Obit of the Day: Designer of Hollywood’s Great Cars
In 1966 Dean Jeffries was contacted by the producers of television show The Monkees. They wanted a distinctive car for the four young men who comprised the TV-created music group, The Monkees, to use as their ride on the show. In just ten days Mr. Jefferies had carved up a Pontiac GTO to create The Monkeemobile.
It was that artistry that made Mr. Jeffries famous. He would be called upon time and again to design unique vehicles for TV and film. For the short-lived Green Hornet TV series he modified a 1964 Chrysler Imperial to create the Hornet’s famous “Black Beauty.” (The car cost $50,000 to design including 30 coats of “metal flake, pure black green pearl of essence lacquer hand-rubbed to a high gloss”.) In 1971, he created the MoonBuggy driven by Sean Connery in the Bond film, Diamonds are Forever.
A race car enthusiast, Mr. Jeffries would also paint cars for the Indianapolis 500. At the start of one race 22 of the 33 cars at the line were painted by Mr. Jeffries.
It was this love of cars that brought Mr. Jeffries together with James Dean in 1955. Both men were in their 20s when Dean asked Jeffries to paint his Porsche 550 Spyder. He did, and added “Little Bastard” on the trunk.
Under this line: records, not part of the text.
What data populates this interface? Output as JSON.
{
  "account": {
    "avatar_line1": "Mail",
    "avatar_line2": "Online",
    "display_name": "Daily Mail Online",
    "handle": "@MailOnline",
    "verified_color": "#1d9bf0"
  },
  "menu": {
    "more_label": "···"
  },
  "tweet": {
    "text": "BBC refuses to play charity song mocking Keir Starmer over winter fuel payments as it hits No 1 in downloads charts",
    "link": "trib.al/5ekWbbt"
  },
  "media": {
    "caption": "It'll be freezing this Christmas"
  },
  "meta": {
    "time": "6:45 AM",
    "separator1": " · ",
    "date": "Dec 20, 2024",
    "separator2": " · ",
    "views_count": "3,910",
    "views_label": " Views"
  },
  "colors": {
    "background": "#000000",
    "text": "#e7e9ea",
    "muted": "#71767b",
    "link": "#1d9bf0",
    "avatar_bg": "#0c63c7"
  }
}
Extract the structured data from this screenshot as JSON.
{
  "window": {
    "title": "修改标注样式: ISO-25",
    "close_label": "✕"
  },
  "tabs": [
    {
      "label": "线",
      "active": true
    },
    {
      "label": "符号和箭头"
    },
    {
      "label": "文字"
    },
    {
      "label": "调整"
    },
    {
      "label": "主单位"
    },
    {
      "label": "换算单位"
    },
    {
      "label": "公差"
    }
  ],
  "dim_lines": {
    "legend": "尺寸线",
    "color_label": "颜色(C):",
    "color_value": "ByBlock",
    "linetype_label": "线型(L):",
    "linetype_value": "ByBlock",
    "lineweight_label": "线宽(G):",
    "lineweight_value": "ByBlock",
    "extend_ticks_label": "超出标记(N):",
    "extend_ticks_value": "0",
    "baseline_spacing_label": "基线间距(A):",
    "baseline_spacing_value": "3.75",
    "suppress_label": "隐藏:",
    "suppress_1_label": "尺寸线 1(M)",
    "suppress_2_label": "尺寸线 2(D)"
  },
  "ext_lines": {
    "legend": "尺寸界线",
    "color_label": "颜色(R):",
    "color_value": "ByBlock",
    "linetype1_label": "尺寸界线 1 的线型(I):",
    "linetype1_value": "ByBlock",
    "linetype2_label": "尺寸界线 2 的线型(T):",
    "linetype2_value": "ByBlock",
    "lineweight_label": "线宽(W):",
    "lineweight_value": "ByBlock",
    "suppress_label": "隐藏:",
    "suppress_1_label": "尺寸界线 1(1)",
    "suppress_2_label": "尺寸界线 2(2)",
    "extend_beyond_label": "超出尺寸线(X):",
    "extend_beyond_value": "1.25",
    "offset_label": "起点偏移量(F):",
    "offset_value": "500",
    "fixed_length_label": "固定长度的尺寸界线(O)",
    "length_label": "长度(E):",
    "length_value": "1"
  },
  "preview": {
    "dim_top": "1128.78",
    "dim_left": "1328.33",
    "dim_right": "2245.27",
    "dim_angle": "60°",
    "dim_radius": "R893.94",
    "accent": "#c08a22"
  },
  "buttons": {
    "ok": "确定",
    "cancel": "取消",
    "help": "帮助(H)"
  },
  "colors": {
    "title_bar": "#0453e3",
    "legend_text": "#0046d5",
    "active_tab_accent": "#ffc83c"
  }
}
About a month later, Mr. Dean died in the same car at the age of 24.
Dean Jeffries, who would also work as a stunt driver on films including The Blues Brothers, The Fugitive, and Die Hard: With a Vengeance, died May 5, 2013 at the age of 80.
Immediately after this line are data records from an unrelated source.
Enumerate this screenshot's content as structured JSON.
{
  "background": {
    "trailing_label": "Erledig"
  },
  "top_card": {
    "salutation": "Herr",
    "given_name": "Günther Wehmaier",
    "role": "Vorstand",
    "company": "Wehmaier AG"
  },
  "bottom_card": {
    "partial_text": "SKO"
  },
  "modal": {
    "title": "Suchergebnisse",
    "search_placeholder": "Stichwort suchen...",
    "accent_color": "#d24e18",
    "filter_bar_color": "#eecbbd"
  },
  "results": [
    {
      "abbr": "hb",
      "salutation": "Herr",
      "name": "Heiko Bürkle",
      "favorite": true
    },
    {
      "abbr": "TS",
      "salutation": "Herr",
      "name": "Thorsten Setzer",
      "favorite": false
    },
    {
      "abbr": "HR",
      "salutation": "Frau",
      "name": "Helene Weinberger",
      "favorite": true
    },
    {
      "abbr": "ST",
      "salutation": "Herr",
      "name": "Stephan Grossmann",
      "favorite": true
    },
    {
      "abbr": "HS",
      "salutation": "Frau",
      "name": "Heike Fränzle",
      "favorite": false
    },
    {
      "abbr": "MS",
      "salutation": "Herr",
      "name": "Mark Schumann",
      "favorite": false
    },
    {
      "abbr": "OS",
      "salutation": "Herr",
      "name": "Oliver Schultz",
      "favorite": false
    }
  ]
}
Sources: LA Times, deanjeffries.com, greenhornet.wikia.com, and IMDB.com
Top, The Monkeemobile, courtesy of cartechbooks.com
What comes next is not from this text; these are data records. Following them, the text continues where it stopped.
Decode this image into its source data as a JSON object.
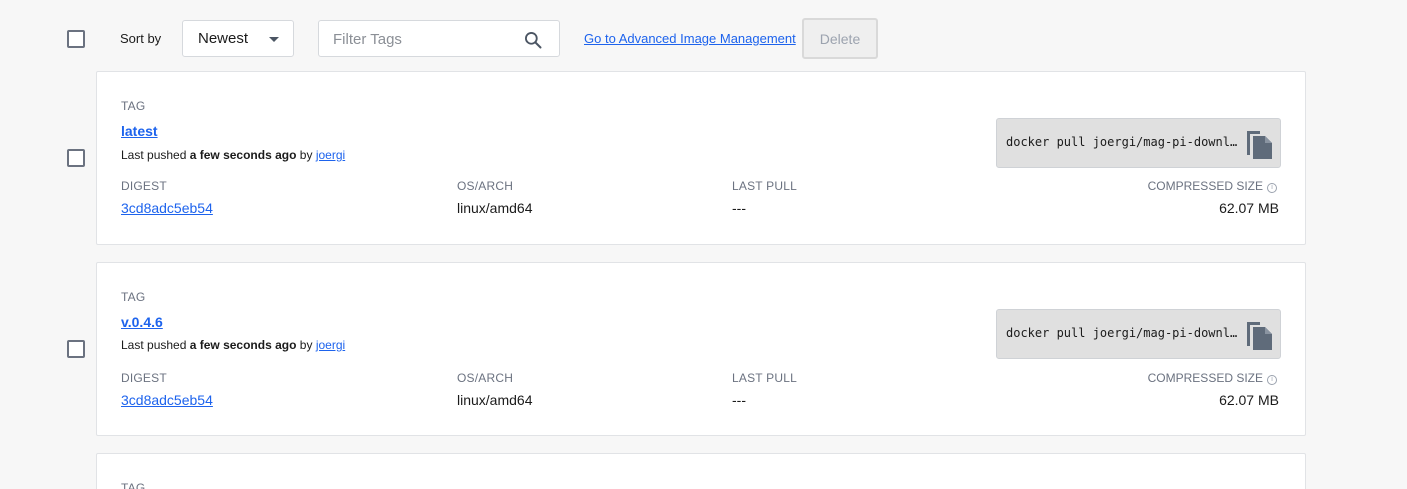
{
  "toolbar": {
    "sort_label": "Sort by",
    "sort_value": "Newest",
    "filter_placeholder": "Filter Tags",
    "advanced_link": "Go to Advanced Image Management",
    "delete_label": "Delete"
  },
  "labels": {
    "tag": "TAG",
    "digest": "DIGEST",
    "os_arch": "OS/ARCH",
    "last_pull": "LAST PULL",
    "compressed_size": "COMPRESSED SIZE",
    "last_pushed_prefix": "Last pushed",
    "by": "by",
    "info_glyph": "i"
  },
  "tags": [
    {
      "name": "latest",
      "pushed_when": "a few seconds ago",
      "pushed_by": "joergi",
      "digest": "3cd8adc5eb54",
      "os_arch": "linux/amd64",
      "last_pull": "---",
      "size": "62.07 MB",
      "pull_command": "docker pull joergi/mag-pi-downl…"
    },
    {
      "name": "v.0.4.6",
      "pushed_when": "a few seconds ago",
      "pushed_by": "joergi",
      "digest": "3cd8adc5eb54",
      "os_arch": "linux/amd64",
      "last_pull": "---",
      "size": "62.07 MB",
      "pull_command": "docker pull joergi/mag-pi-downl…"
    }
  ]
}
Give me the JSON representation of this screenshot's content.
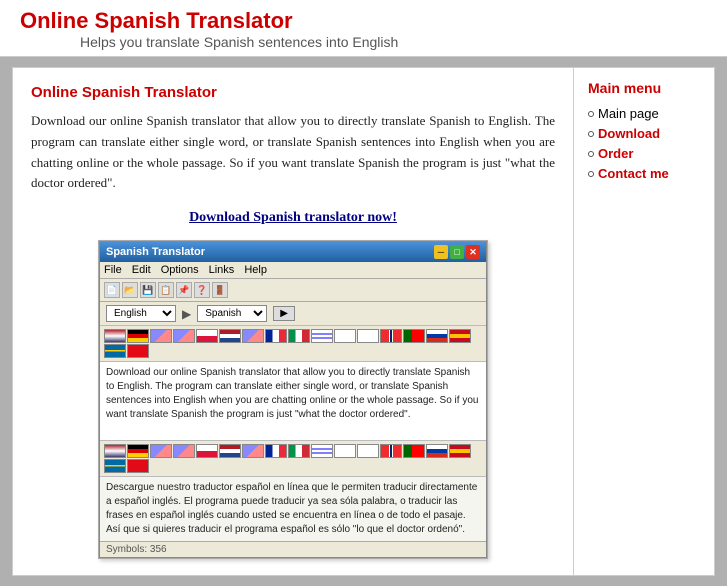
{
  "header": {
    "title": "Online Spanish Translator",
    "subtitle": "Helps you translate Spanish sentences into English"
  },
  "content": {
    "title": "Online Spanish Translator",
    "body": "Download our online Spanish translator that allow you to directly translate Spanish to English. The program can translate either single word, or translate Spanish sentences into English when you are chatting online or the whole passage. So if you want translate Spanish the program is just \"what the doctor ordered\".",
    "download_heading": "Download Spanish translator now!"
  },
  "app_window": {
    "title": "Spanish Translator",
    "menu_items": [
      "File",
      "Edit",
      "Options",
      "Links",
      "Help"
    ],
    "lang_from": "English",
    "lang_to": "Spanish",
    "source_text": "Download our online Spanish translator that allow you to directly translate Spanish to English. The program can translate either single word, or translate Spanish sentences into English when you are chatting online or the whole passage. So if you want translate Spanish the program is just \"what the doctor ordered\".",
    "translated_text": "Descargue nuestro traductor español en línea que le permiten traducir directamente a español inglés. El programa puede traducir ya sea sóla palabra, o traducir las frases en español inglés cuando usted se encuentra en línea o de todo el pasaje. Así que si quieres traducir el programa español es sólo \"lo que el doctor ordenó\".",
    "statusbar": "Symbols: 356"
  },
  "sidebar": {
    "title": "Main menu",
    "items": [
      {
        "label": "Main page",
        "active": false,
        "href": "#"
      },
      {
        "label": "Download",
        "active": true,
        "href": "#"
      },
      {
        "label": "Order",
        "active": true,
        "href": "#"
      },
      {
        "label": "Contact me",
        "active": true,
        "href": "#"
      }
    ]
  },
  "flags": [
    "us",
    "de",
    "cz",
    "sk",
    "pl",
    "nl",
    "fi",
    "fr",
    "it",
    "il",
    "jp",
    "kr",
    "no",
    "pt",
    "ru",
    "es",
    "se",
    "tr"
  ]
}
Middle: “The Black Beauty” with “Kato” (Bruce Lee) and “The Green Hornet” (Van Williams)
Bottom, James Dean and his Porsche 550 Spyder courtesy of silodrome.com